CONCLUSIONS : TBL appears feasible in the GME environment, with learner reactions ranging from positive to neutral. Gaps in the literature occur within each of the 4 elements of the suggested framework, including: system, faculty preparation time and minimum length of effective TBL sessions; residents, impact of team heterogeneity and inconsistent attendance; significance, comparison to other instructional methods and outcomes measuring knowledge retention, knowledge application, and skill development; and scaffolding, factors that influence the completion of preparatory work.
BACKGROUND : Team-based learning (TBL) promotes problem solving and teamwork, and has been applied as an instructional method in undergraduate medical education with purported benefits. Although TBL curricula have been implemented for residents, no published systematic reviews or guidelines exist for the development and use of TBL in graduate medical education (GME).
OBJECTIVE : To review TBL curricula in GME, identify gaps in the literature, and synthesize a framework to guide the development of TBL curricula at the GME level.
METHODS : We searched PubMed, MEDLINE, and ERIC databases from 1990 to 2014 for relevant articles. References were reviewed to identify additional studies. The inclusion criteria were peer-reviewed publications in English that described TBL curriculum implementation in GME. Data were systematically abstracted and reviewed for consensus. Based on included publications, a 4-element framework-system, residents, significance, and scaffolding-was developed to serve as a step-wise guide to planning a TBL curriculum in GME.

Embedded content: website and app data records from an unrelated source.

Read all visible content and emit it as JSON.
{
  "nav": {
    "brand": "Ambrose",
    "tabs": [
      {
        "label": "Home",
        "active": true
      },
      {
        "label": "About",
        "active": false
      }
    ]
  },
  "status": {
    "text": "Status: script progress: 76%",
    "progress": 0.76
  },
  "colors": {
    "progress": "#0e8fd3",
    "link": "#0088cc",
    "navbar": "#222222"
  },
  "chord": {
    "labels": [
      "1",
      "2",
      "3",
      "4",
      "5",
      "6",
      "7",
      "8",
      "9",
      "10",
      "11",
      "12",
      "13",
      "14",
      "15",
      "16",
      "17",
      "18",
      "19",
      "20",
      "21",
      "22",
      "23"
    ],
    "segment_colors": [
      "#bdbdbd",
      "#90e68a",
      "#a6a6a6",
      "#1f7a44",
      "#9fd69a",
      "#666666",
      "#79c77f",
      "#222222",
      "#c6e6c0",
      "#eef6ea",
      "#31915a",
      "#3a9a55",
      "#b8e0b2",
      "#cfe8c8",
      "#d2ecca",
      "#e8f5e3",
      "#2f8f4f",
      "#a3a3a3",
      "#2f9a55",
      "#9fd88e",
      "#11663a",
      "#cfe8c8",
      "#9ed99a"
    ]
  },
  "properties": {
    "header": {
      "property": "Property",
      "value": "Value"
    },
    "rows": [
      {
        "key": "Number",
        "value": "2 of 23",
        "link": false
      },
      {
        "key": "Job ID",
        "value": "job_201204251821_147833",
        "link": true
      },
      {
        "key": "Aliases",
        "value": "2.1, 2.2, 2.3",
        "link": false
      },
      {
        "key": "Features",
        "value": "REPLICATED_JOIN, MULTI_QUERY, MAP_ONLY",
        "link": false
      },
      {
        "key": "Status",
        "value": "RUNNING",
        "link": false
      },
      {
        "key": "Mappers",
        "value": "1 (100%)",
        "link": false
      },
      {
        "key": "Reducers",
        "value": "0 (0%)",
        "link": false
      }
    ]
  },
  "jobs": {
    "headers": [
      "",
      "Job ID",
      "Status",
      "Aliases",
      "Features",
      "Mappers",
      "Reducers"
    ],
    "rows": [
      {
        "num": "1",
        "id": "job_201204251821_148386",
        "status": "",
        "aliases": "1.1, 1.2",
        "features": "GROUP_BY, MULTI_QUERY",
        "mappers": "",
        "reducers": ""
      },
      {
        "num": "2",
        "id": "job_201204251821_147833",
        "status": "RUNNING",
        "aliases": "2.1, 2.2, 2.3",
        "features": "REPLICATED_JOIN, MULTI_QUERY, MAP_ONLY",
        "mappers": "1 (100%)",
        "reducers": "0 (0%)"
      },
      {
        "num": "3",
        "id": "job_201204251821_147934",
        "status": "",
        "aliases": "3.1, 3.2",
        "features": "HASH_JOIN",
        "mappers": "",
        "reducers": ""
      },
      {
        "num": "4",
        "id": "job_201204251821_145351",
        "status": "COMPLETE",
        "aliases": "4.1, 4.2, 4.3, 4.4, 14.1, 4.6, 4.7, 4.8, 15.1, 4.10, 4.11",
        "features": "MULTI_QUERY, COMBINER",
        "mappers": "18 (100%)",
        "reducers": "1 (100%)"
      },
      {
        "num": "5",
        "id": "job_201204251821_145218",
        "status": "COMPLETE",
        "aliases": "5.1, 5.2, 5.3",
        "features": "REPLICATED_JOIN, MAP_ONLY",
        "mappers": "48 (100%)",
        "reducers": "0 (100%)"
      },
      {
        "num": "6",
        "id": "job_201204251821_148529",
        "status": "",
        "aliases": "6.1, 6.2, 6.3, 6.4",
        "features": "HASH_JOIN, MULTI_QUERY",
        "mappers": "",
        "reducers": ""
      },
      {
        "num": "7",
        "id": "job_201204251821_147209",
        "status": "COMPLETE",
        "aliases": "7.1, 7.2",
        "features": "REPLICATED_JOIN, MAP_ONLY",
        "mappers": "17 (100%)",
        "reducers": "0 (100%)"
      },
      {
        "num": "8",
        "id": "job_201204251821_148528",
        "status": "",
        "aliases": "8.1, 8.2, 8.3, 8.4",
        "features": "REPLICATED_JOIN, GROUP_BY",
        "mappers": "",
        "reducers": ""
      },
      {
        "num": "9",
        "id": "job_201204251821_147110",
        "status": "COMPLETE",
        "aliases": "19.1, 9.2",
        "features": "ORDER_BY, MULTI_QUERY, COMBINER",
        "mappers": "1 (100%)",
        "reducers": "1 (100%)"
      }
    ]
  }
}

RESULTS : Nine publications describing 7 unique TBL curricula in residency met inclusion criteria. Outcomes included feasibility, satisfaction, clinical behavior, teamwork, and knowledge application.